FORBIDDEN. British Lion Film Corp, UK, 1948. Douglass Montgomery, Hazel Court, Patricia Burke, Garry Marsh, Ronald Shiner, Kenneth Griffith. Director: George King.

   By sheerest of chances, one imagines, I’ve come across both an episode of a TV show (Adam Adamant Lives) and a movie (Forbidden) which takes place along the “Golden Mile,” a stretch of Promenade between the North and South piers in Blackpool, England, filled (in its heyday) with carnival booths and amusement arcades, slot machines and various other means of taking money from the pockets of passers-by.


   The episode (Adam Adamant Lives) was the second of the series, “Death Has a Thousand Faces” (30 June 1966), in which Adamant (Gerald Harper) and Georgina Jones, his female assistant (Juliet Harmer) meet and recruit the third member of the program’s recurring cast, a barker by the name of William Simms (Jack May). Unaccountably, Simms does not appear in the third episode, reflecting some of the production problems the TV crew were having at the time.

   But this is not a review of Adam Adamant, nor of the Golden Mile, but of Forbidden, in which one actor on the way down, Douglass Montgomery – this was his last movie before heading over to solely a television career – meets one on the way up, Hazel Court, red-headed beauty of many a later Hammer horror film, several years in her future yet.

   She’s the girl behind a candy counter along the Golden Mile, and across the way is Montgomery’s booth, in which he sells tonics of all sorts for all kinds of maladies – a sort of stationary medicine wagon. Baldness, sore feet, upset stomach? Stop in, please.
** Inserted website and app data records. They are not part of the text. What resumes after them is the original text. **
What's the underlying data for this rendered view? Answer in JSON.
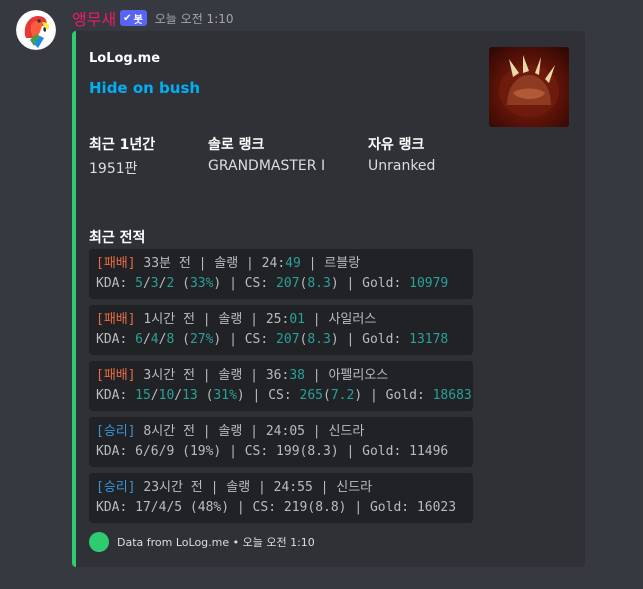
{
  "message": {
    "username": "앵무새",
    "bot_badge": "봇",
    "timestamp": "오늘 오전 1:10",
    "avatar_icon": "parrot-icon"
  },
  "embed": {
    "color": "#2ecc71",
    "provider": "LoLog.me",
    "title": "Hide on bush",
    "thumbnail_icon": "champion-claw-icon",
    "fields": [
      {
        "name": "최근 1년간",
        "value": "1951판"
      },
      {
        "name": "솔로 랭크",
        "value": "GRANDMASTER I"
      },
      {
        "name": "자유 랭크",
        "value": "Unranked"
      }
    ],
    "recent_title": "최근 전적",
    "matches": [
      {
        "result": "[패배]",
        "outcome": "lose",
        "when": "33분 전",
        "queue": "솔랭",
        "dur_min": "24",
        "dur_sec": "49",
        "champ": "르블랑",
        "k": "5",
        "d": "3",
        "a": "2",
        "kda_pct": "33%",
        "cs": "207",
        "cs_per_min": "8.3",
        "gold": "10979"
      },
      {
        "result": "[패배]",
        "outcome": "lose",
        "when": "1시간 전",
        "queue": "솔랭",
        "dur_min": "25",
        "dur_sec": "01",
        "champ": "사일러스",
        "k": "6",
        "d": "4",
        "a": "8",
        "kda_pct": "27%",
        "cs": "207",
        "cs_per_min": "8.3",
        "gold": "13178"
      },
      {
        "result": "[패배]",
        "outcome": "lose",
        "when": "3시간 전",
        "queue": "솔랭",
        "dur_min": "36",
        "dur_sec": "38",
        "champ": "아펠리오스",
        "k": "15",
        "d": "10",
        "a": "13",
        "kda_pct": "31%",
        "cs": "265",
        "cs_per_min": "7.2",
        "gold": "18683"
      },
      {
        "result": "[승리]",
        "outcome": "win",
        "when": "8시간 전",
        "queue": "솔랭",
        "dur_min": "24",
        "dur_sec": "05",
        "champ": "신드라",
        "k": "6",
        "d": "6",
        "a": "9",
        "kda_pct": "19%",
        "cs": "199",
        "cs_per_min": "8.3",
        "gold": "11496"
      },
      {
        "result": "[승리]",
        "outcome": "win",
        "when": "23시간 전",
        "queue": "솔랭",
        "dur_min": "24",
        "dur_sec": "55",
        "champ": "신드라",
        "k": "17",
        "d": "4",
        "a": "5",
        "kda_pct": "48%",
        "cs": "219",
        "cs_per_min": "8.8",
        "gold": "16023"
      }
    ],
    "footer_text": "Data from LoLog.me • 오늘 오전 1:10"
  }
}
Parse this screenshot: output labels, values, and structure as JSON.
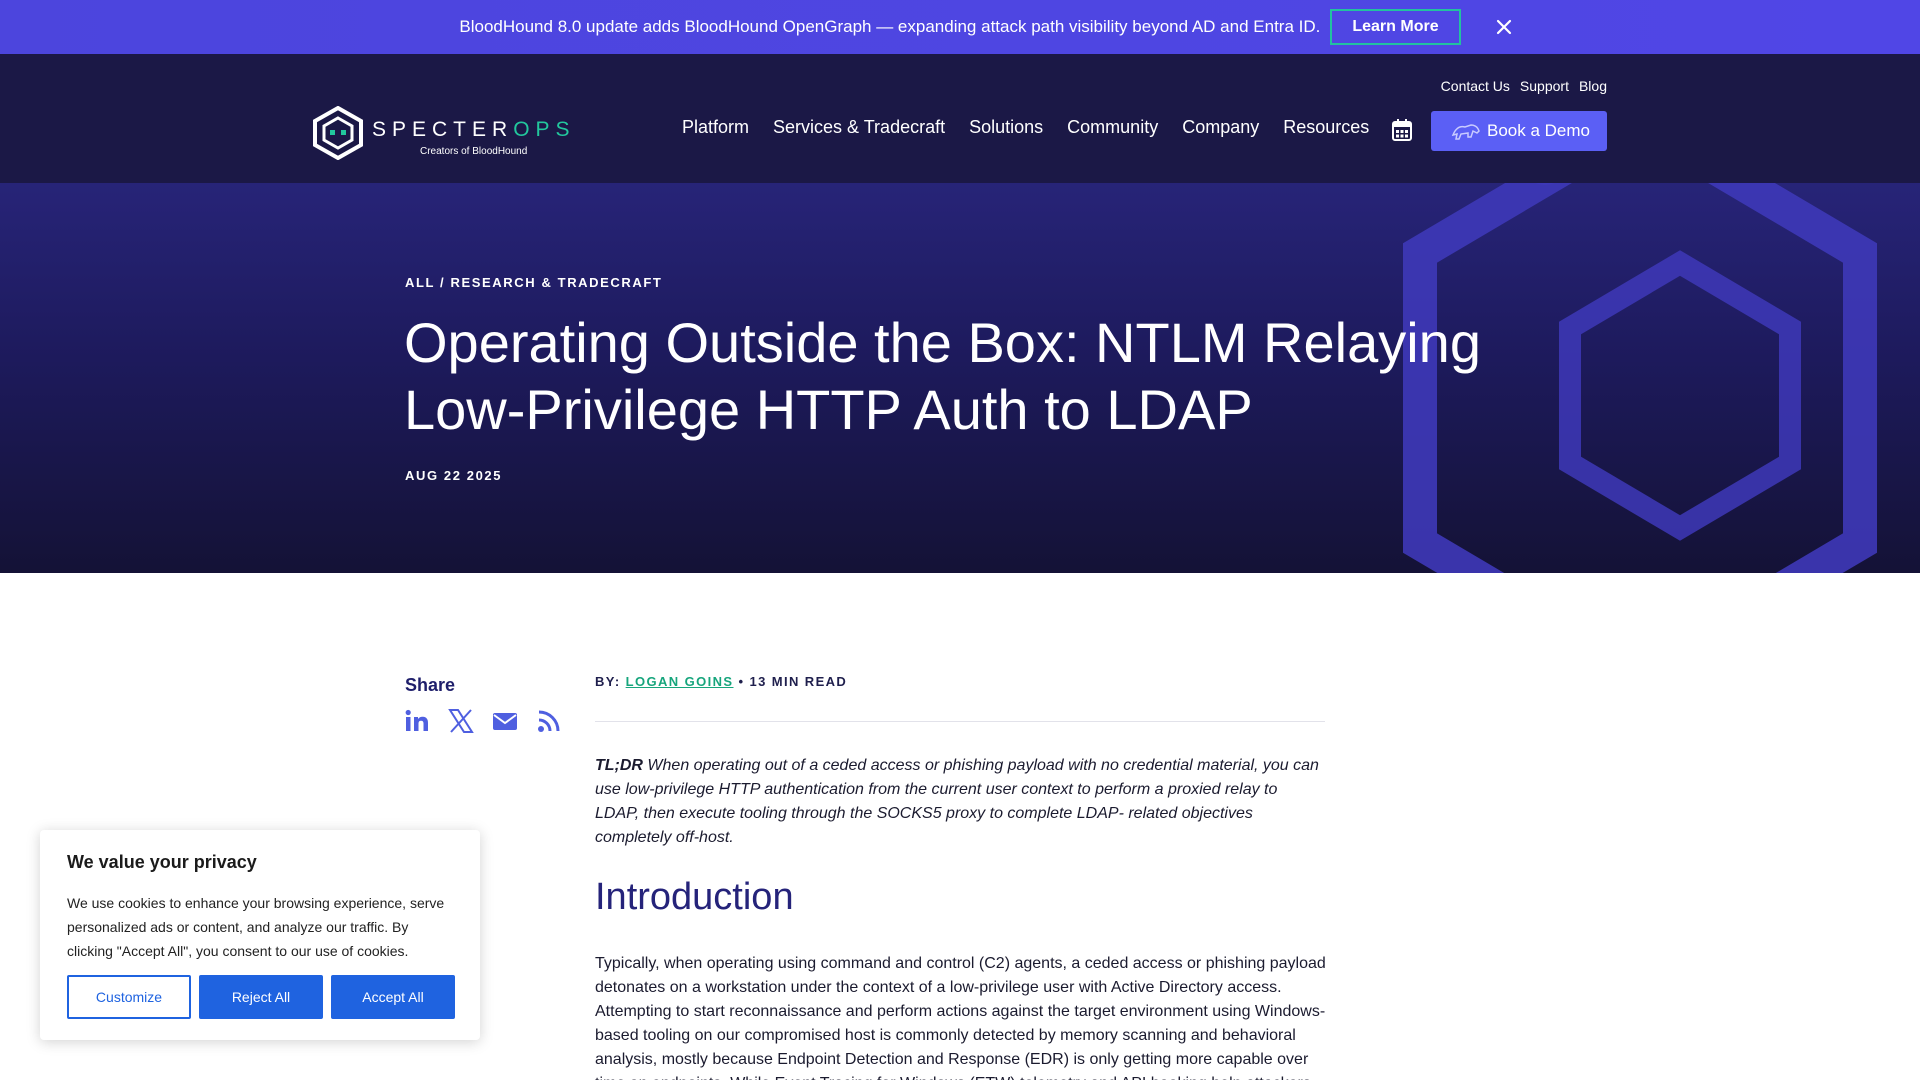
{
  "announcement": {
    "text": "BloodHound 8.0 update adds BloodHound OpenGraph — expanding attack path visibility beyond AD and Entra ID.",
    "cta": "Learn More",
    "close_icon": "close-icon"
  },
  "header": {
    "logo": {
      "word_main": "SPECTER",
      "word_accent": "OPS",
      "tagline": "Creators of BloodHound"
    },
    "util_links": [
      "Contact Us",
      "Support",
      "Blog"
    ],
    "nav": [
      "Platform",
      "Services & Tradecraft",
      "Solutions",
      "Community",
      "Company",
      "Resources"
    ],
    "calendar_icon": "calendar-icon",
    "demo_label": "Book a Demo"
  },
  "hero": {
    "crumb_all": "ALL",
    "crumb_sep": " / ",
    "crumb_category": "RESEARCH & TRADECRAFT",
    "title": "Operating Outside the Box: NTLM Relaying Low-Privilege HTTP Auth to LDAP",
    "date": "AUG 22 2025"
  },
  "share": {
    "label": "Share",
    "icons": [
      "linkedin-icon",
      "x-icon",
      "email-icon",
      "rss-icon"
    ]
  },
  "article": {
    "by_label": "BY: ",
    "author": "LOGAN GOINS",
    "read_time": " • 13 MIN READ",
    "tldr_label": "TL;DR",
    "tldr_text": " When operating out of a ceded access or phishing payload with no credential material, you can use low-privilege HTTP authentication from the current user context to perform a proxied relay to LDAP, then execute tooling through the SOCKS5 proxy to complete LDAP- related objectives completely off-host.",
    "intro_heading": "Introduction",
    "intro_text": "Typically, when operating using command and control (C2) agents, a ceded access or phishing payload detonates on a workstation under the context of a low-privilege user with Active Directory access. Attempting to start reconnaissance and perform actions against the target environment using Windows-based tooling on our compromised host is commonly detected by memory scanning and behavioral analysis, mostly because Endpoint Detection and Response (EDR) is only getting more capable over time on endpoints. While Event Tracing for Windows (ETW) telemetry and API hooking help attackers and defenders alike"
  },
  "cookie": {
    "title": "We value your privacy",
    "text": "We use cookies to enhance your browsing experience, serve personalized ads or content, and analyze our traffic. By clicking \"Accept All\", you consent to our use of cookies.",
    "customize": "Customize",
    "reject": "Reject All",
    "accept": "Accept All"
  },
  "colors": {
    "announce_bg": "#4f46e5",
    "header_bg": "#1b1846",
    "accent_green": "#22c79d",
    "demo_button": "#5b5ff5",
    "cookie_blue": "#1f63e0"
  }
}
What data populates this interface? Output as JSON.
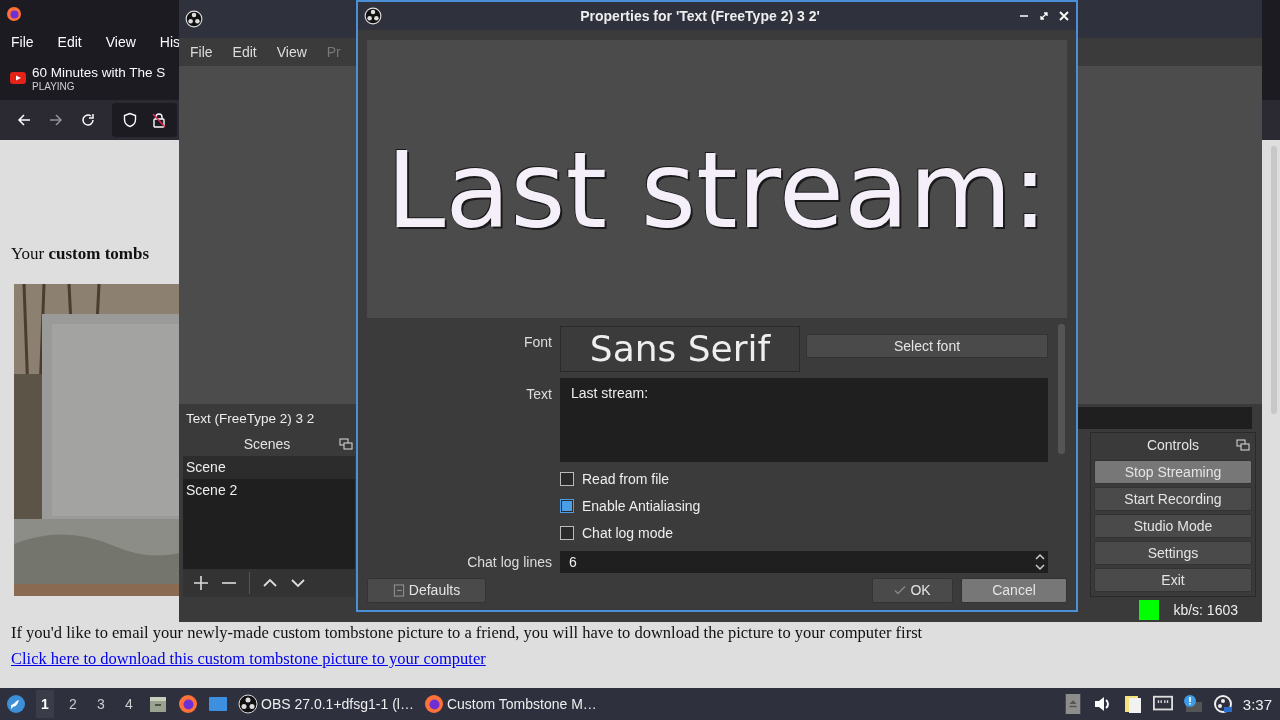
{
  "browser": {
    "menu": [
      "File",
      "Edit",
      "View",
      "His"
    ],
    "tab": {
      "title": "60 Minutes with The S",
      "status": "PLAYING"
    },
    "page": {
      "heading": "Your **custom tombs**",
      "paragraph": "If you'd like to email your newly-made custom tombstone picture to a friend, you will have to download the picture to your computer first",
      "link": "Click here to download this custom tombstone picture to your computer"
    }
  },
  "obs": {
    "menu": [
      {
        "label": "File",
        "disabled": false
      },
      {
        "label": "Edit",
        "disabled": false
      },
      {
        "label": "View",
        "disabled": false
      },
      {
        "label": "Pr",
        "disabled": true
      }
    ],
    "source_name": "Text (FreeType 2) 3 2",
    "scenes": {
      "title": "Scenes",
      "items": [
        {
          "label": "Scene",
          "selected": true
        },
        {
          "label": "Scene 2",
          "selected": false
        }
      ]
    },
    "controls": {
      "title": "Controls",
      "buttons": [
        {
          "label": "Stop Streaming",
          "active": true
        },
        {
          "label": "Start Recording",
          "active": false
        },
        {
          "label": "Studio Mode",
          "active": false
        },
        {
          "label": "Settings",
          "active": false
        },
        {
          "label": "Exit",
          "active": false
        }
      ]
    },
    "status": {
      "bitrate": "kb/s: 1603"
    }
  },
  "dialog": {
    "title": "Properties for 'Text (FreeType 2) 3 2'",
    "preview_text": "Last stream:",
    "font": {
      "label": "Font",
      "preview": "Sans Serif",
      "button": "Select font"
    },
    "text": {
      "label": "Text",
      "value": "Last stream:"
    },
    "options": [
      {
        "label": "Read from file",
        "checked": false
      },
      {
        "label": "Enable Antialiasing",
        "checked": true
      },
      {
        "label": "Chat log mode",
        "checked": false
      }
    ],
    "chat_log_lines": {
      "label": "Chat log lines",
      "value": "6"
    },
    "buttons": {
      "defaults": "Defaults",
      "ok": "OK",
      "cancel": "Cancel"
    }
  },
  "taskbar": {
    "workspaces": [
      {
        "label": "1",
        "selected": true
      },
      {
        "label": "2",
        "selected": false
      },
      {
        "label": "3",
        "selected": false
      },
      {
        "label": "4",
        "selected": false
      }
    ],
    "tasks": [
      "OBS 27.0.1+dfsg1-1 (l…",
      "Custom Tombstone M…"
    ],
    "clock": "3:37"
  }
}
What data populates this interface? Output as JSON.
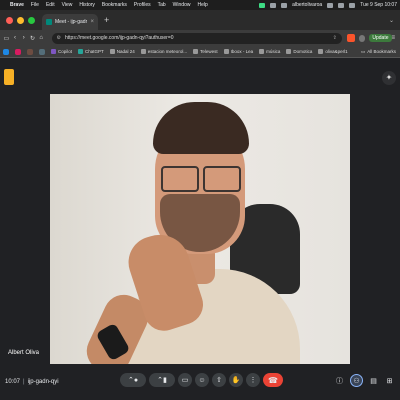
{
  "menubar": {
    "app": "Brave",
    "items": [
      "File",
      "Edit",
      "View",
      "History",
      "Bookmarks",
      "Profiles",
      "Tab",
      "Window",
      "Help"
    ],
    "user": "albertolivaroa",
    "datetime": "Tue 9 Sep 10:07"
  },
  "tab": {
    "title": "Meet - ijp-gadn-qyi"
  },
  "address": {
    "url": "https://meet.google.com/ijp-gadn-qyi?authuser=0"
  },
  "toolbar": {
    "update_label": "Update"
  },
  "bookmarks": {
    "items": [
      "Copilot",
      "ChatGPT",
      "Nadal 24",
      "estacion meteorol...",
      "Telewest",
      "Iboox - Lea",
      "música",
      "Domotica",
      "oliva&perl1"
    ],
    "all_label": "All Bookmarks"
  },
  "meet": {
    "participant_name": "Albert Oliva",
    "time": "10:07",
    "meeting_code": "ijp-gadn-qyi"
  },
  "colors": {
    "end_call": "#ea4335",
    "meet_logo": "#f6b026",
    "brave": "#fb542b"
  }
}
   But it must pay well. Jim Harding (that’s his name) could be a research chemist instead, and for real, but his wife, determined to become an actress, has a standard of living that demands he say no to mere (and low-paying) academic pursuits.

   The girl’s name is Jane Thompson (played by Hazel Court) and she’s not his wife, but she’d like to be. But don’t get the wrong impression here. She’s an innocent and doesn’t know that he’s even married. But he does — boy does he ever — and here is where the noir aspect of this relatively mild British thriller kicks in.

   Harding is a weakling, though, though not strictly in a physical sense. Maybe mild-mannered is a sufficient description — not a forceful fellow at all. Things do take their course, however, and after his wife’s death and a suspenseful chase scene taking place in the tower high above the promenade, there is a happy ending – or at least an ending that’s as happy as it could be, given the circumstances.

   I’ve used the word “mild” a couple of times. As thrillers go, that just about sums this movie up in one word: mild. The presence of Hazel Court in this movie was enough to keep me watching it, even in black and white. She may, or may not, be reason enough for you.

[UPDATE.] 04-22-10.   While the DVD cover shown is that of the UK edition, I thought I should let you know that Forbidden has been commercially released in the US also, and that’s the copy I have.